We’re refinishing our hardwood flooring. We rented a drum sander and edger and sanded with 36, 60, 80 grit.
After this course of all the pieces regarded nice, the one minor situation we’ve is the distinction between the edger and drum sander.
To repair this we had been instructed to lease a ground buffer and sand with a 100 grit display screen. After we did this the one room ground appears “splotchy now”. The opposite flooring we didn’t “buff” look first rate nonetheless.
I’ve hooked up just a few footage displaying the splotches/unevenness.
Pictures right here: https://imgur.com/a/EOO2zBw
Is that this regular and can look okay after we stain it?
Or ought to we lease a orbital sander and go over the flooring with 100 grit?
Edit: Flooring are crimson oak from the 1960’s.
Comments ( 2 )
Those look like drum marks from the drum sander. I DIY’ED my red oak floors with a random orbital using the same paper progression. So no drum marks for me, but much more time sanding….
You could probably go back over everything with a random orbital with 80 grit and see if those marks come out. Then finish with 100 if you want. I stopped at 80 grit and am happy with how my floors turned out.

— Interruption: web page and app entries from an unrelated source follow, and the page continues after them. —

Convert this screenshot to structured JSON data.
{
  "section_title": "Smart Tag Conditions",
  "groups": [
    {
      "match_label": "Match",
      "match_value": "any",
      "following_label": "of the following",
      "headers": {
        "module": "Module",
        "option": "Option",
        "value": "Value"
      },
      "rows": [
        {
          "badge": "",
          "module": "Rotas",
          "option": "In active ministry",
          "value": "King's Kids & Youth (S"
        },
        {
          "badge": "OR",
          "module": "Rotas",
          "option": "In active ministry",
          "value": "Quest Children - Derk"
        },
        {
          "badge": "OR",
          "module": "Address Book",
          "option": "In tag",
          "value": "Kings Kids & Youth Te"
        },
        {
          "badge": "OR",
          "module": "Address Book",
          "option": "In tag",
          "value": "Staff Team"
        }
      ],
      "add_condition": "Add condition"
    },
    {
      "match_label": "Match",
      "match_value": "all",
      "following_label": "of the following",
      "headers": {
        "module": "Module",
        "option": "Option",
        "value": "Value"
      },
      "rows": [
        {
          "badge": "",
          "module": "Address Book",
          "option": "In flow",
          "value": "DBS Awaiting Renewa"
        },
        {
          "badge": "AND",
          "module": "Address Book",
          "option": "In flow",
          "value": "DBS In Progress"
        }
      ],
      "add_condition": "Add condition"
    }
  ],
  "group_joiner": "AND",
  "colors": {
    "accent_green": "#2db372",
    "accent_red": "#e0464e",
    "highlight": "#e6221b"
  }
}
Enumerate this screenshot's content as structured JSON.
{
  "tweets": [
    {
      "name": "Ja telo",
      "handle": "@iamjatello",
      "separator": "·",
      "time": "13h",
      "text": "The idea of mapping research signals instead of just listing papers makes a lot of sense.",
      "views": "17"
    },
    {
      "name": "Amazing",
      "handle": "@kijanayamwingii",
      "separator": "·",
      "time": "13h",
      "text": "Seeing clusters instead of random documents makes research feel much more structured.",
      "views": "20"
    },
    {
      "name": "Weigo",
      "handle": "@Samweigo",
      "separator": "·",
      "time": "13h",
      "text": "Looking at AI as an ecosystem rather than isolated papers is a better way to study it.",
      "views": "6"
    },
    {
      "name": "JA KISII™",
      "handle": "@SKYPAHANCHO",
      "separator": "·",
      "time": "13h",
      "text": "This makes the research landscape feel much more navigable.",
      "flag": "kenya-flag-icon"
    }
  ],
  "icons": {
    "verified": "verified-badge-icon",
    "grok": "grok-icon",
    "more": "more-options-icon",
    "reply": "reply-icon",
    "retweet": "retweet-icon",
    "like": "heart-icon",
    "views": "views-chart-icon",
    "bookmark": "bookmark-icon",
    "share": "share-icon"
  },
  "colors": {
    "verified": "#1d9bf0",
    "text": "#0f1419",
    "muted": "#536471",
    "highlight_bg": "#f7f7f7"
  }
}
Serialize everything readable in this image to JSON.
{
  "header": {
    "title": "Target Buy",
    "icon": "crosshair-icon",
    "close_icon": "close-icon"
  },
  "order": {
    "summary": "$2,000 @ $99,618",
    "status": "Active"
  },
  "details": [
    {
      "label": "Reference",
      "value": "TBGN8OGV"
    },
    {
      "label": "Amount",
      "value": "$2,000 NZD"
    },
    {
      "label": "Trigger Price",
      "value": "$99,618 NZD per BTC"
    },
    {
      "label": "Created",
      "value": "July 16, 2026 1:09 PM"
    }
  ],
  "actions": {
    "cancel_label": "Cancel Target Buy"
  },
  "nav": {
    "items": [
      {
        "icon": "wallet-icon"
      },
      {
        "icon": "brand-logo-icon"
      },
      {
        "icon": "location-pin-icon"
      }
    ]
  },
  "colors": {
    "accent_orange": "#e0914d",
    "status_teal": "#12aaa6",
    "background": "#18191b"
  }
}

I did not stain my floors. Just sealer and poly. However, based on other posts I’ve seen, those marks will show up in the stain. You want to be sure you get them all out. Also, be on the lookout for scratches left behind by your edger. They are hard to see on the raw floor. If you get down close, you will see them. You want to take them out as well.
The buffer is showing you the flaws / low spots that were left by sanding. They are there on the other floors, you just can’t see them yet.
If you’re just doing a clear finish, it will likely hide some of this effect. You’ll see the uneven surface with glancing light, but otherwise probably won’t notice. If you stain, the stain will absorb unevenly and look pretty bad.
Ideally you go over everything and get it all nice and even. It’s a lot of work, but worth it in the end. You could risk it with a clear finish. If you wanted to try that, I’d do a small test area first if possible to see if you’re happy with the results.